Directions for this task: All entries are to be repeated exactly as shown below.
[Data supplied]
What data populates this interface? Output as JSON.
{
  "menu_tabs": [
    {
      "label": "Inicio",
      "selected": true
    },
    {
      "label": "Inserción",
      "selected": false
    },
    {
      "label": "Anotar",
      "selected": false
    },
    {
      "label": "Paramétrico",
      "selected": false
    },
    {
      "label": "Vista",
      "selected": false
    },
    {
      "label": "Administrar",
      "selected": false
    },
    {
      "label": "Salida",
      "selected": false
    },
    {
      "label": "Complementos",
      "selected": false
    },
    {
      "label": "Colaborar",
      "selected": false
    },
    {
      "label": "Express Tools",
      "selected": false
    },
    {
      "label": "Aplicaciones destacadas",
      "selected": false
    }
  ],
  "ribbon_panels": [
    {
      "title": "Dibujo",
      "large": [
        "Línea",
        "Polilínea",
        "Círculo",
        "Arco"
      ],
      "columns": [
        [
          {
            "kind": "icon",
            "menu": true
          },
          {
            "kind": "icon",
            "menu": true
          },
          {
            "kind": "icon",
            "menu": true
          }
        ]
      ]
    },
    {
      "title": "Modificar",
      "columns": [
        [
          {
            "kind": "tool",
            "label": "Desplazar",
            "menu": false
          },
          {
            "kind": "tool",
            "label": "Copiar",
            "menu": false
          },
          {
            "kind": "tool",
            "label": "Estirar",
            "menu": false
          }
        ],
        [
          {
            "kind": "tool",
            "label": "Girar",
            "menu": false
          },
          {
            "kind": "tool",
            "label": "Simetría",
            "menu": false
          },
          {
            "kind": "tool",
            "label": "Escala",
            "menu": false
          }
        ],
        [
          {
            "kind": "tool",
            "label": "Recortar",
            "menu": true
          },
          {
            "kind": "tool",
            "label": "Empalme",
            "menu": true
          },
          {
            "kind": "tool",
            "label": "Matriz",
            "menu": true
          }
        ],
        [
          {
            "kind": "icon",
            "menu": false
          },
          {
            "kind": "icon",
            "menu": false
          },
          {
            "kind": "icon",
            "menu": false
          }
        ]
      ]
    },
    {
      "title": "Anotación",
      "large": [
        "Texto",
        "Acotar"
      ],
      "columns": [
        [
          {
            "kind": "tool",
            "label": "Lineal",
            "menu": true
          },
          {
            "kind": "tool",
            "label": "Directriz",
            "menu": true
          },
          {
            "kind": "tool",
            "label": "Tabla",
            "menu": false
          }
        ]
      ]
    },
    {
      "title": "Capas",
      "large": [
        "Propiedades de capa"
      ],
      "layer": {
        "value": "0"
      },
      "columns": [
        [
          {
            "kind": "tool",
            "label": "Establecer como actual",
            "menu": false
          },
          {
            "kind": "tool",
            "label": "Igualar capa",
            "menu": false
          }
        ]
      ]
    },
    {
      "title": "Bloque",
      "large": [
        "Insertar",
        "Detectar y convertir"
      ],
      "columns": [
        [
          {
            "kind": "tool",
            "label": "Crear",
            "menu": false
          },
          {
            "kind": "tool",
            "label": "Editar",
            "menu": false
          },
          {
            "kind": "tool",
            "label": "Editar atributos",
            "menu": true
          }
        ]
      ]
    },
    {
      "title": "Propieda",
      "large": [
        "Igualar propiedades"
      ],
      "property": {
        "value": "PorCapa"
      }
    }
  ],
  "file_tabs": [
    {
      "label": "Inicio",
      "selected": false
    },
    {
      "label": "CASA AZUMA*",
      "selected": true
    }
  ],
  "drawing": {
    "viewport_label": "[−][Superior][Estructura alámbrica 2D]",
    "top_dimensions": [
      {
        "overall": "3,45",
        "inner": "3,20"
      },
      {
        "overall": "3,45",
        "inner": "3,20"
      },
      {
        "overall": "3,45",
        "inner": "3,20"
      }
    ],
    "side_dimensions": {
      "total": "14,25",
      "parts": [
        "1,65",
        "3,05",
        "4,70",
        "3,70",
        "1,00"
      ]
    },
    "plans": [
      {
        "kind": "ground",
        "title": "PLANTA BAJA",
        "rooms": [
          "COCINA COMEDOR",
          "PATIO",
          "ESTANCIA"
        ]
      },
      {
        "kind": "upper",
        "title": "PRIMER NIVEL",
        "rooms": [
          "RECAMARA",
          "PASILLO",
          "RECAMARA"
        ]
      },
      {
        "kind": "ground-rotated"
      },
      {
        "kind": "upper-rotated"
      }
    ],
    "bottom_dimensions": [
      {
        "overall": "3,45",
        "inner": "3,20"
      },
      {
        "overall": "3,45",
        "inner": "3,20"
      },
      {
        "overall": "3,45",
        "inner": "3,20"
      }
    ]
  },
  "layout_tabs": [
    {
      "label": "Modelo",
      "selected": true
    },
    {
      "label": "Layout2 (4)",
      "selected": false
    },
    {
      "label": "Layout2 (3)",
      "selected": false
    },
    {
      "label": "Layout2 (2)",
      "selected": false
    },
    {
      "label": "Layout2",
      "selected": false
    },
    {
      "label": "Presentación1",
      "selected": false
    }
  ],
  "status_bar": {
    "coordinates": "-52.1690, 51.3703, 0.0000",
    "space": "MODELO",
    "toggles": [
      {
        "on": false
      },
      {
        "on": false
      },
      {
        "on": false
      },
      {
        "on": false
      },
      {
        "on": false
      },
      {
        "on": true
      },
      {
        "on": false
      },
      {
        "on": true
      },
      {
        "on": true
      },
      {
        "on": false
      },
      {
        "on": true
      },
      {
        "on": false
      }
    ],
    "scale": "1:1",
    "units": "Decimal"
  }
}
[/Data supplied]
Your response:
What data populates this interface? Output as JSON.
{
  "menu_tabs": [
    {
      "label": "Inicio",
      "selected": true
    },
    {
      "label": "Inserción",
      "selected": false
    },
    {
      "label": "Anotar",
      "selected": false
    },
    {
      "label": "Paramétrico",
      "selected": false
    },
    {
      "label": "Vista",
      "selected": false
    },
    {
      "label": "Administrar",
      "selected": false
    },
    {
      "label": "Salida",
      "selected": false
    },
    {
      "label": "Complementos",
      "selected": false
    },
    {
      "label": "Colaborar",
      "selected": false
    },
    {
      "label": "Express Tools",
      "selected": false
    },
    {
      "label": "Aplicaciones destacadas",
      "selected": false
    }
  ],
  "ribbon_panels": [
    {
      "title": "Dibujo",
      "large": [
        "Línea",
        "Polilínea",
        "Círculo",
        "Arco"
      ],
      "columns": [
        [
          {
            "kind": "icon",
            "menu": true
          },
          {
            "kind": "icon",
            "menu": true
          },
          {
            "kind": "icon",
            "menu": true
          }
        ]
      ]
    },
    {
      "title": "Modificar",
      "columns": [
        [
          {
            "kind": "tool",
            "label": "Desplazar",
            "menu": false
          },
          {
            "kind": "tool",
            "label": "Copiar",
            "menu": false
          },
          {
            "kind": "tool",
            "label": "Estirar",
            "menu": false
          }
        ],
        [
          {
            "kind": "tool",
            "label": "Girar",
            "menu": false
          },
          {
            "kind": "tool",
            "label": "Simetría",
            "menu": false
          },
          {
            "kind": "tool",
            "label": "Escala",
            "menu": false
          }
        ],
        [
          {
            "kind": "tool",
            "label": "Recortar",
            "menu": true
          },
          {
            "kind": "tool",
            "label": "Empalme",
            "menu": true
          },
          {
            "kind": "tool",
            "label": "Matriz",
            "menu": true
          }
        ],
        [
          {
            "kind": "icon",
            "menu": false
          },
          {
            "kind": "icon",
            "menu": false
          },
          {
            "kind": "icon",
            "menu": false
          }
        ]
      ]
    },
    {
      "title": "Anotación",
      "large": [
        "Texto",
        "Acotar"
      ],
      "columns": [
        [
          {
            "kind": "tool",
            "label": "Lineal",
            "menu": true
          },
          {
            "kind": "tool",
            "label": "Directriz",
            "menu": true
          },
          {
            "kind": "tool",
            "label": "Tabla",
            "menu": false
          }
        ]
      ]
    },
    {
      "title": "Capas",
      "large": [
        "Propiedades de capa"
      ],
      "layer": {
        "value": "0"
      },
      "columns": [
        [
          {
            "kind": "tool",
            "label": "Establecer como actual",
            "menu": false
          },
          {
            "kind": "tool",
            "label": "Igualar capa",
            "menu": false
          }
        ]
      ]
    },
    {
      "title": "Bloque",
      "large": [
        "Insertar",
        "Detectar y convertir"
      ],
      "columns": [
        [
          {
            "kind": "tool",
            "label": "Crear",
            "menu": false
          },
          {
            "kind": "tool",
            "label": "Editar",
            "menu": false
          },
          {
            "kind": "tool",
            "label": "Editar atributos",
            "menu": true
          }
        ]
      ]
    },
    {
      "title": "Propieda",
      "large": [
        "Igualar propiedades"
      ],
      "property": {
        "value": "PorCapa"
      }
    }
  ],
  "file_tabs": [
    {
      "label": "Inicio",
      "selected": false
    },
    {
      "label": "CASA AZUMA*",
      "selected": true
    }
  ],
  "drawing": {
    "viewport_label": "[−][Superior][Estructura alámbrica 2D]",
    "top_dimensions": [
      {
        "overall": "3,45",
        "inner": "3,20"
      },
      {
        "overall": "3,45",
        "inner": "3,20"
      },
      {
        "overall": "3,45",
        "inner": "3,20"
      }
    ],
    "side_dimensions": {
      "total": "14,25",
      "parts": [
        "1,65",
        "3,05",
        "4,70",
        "3,70",
        "1,00"
      ]
    },
    "plans": [
      {
        "kind": "ground",
        "title": "PLANTA BAJA",
        "rooms": [
          "COCINA COMEDOR",
          "PATIO",
          "ESTANCIA"
        ]
      },
      {
        "kind": "upper",
        "title": "PRIMER NIVEL",
        "rooms": [
          "RECAMARA",
          "PASILLO",
          "RECAMARA"
        ]
      },
      {
        "kind": "ground-rotated"
      },
      {
        "kind": "upper-rotated"
      }
    ],
    "bottom_dimensions": [
      {
        "overall": "3,45",
        "inner": "3,20"
      },
      {
        "overall": "3,45",
        "inner": "3,20"
      },
      {
        "overall": "3,45",
        "inner": "3,20"
      }
    ]
  },
  "layout_tabs": [
    {
      "label": "Modelo",
      "selected": true
    },
    {
      "label": "Layout2 (4)",
      "selected": false
    },
    {
      "label": "Layout2 (3)",
      "selected": false
    },
    {
      "label": "Layout2 (2)",
      "selected": false
    },
    {
      "label": "Layout2",
      "selected": false
    },
    {
      "label": "Presentación1",
      "selected": false
    }
  ],
  "status_bar": {
    "coordinates": "-52.1690, 51.3703, 0.0000",
    "space": "MODELO",
    "toggles": [
      {
        "on": false
      },
      {
        "on": false
      },
      {
        "on": false
      },
      {
        "on": false
      },
      {
        "on": false
      },
      {
        "on": true
      },
      {
        "on": false
      },
      {
        "on": true
      },
      {
        "on": true
      },
      {
        "on": false
      },
      {
        "on": true
      },
      {
        "on": false
      }
    ],
    "scale": "1:1",
    "units": "Decimal"
  }
}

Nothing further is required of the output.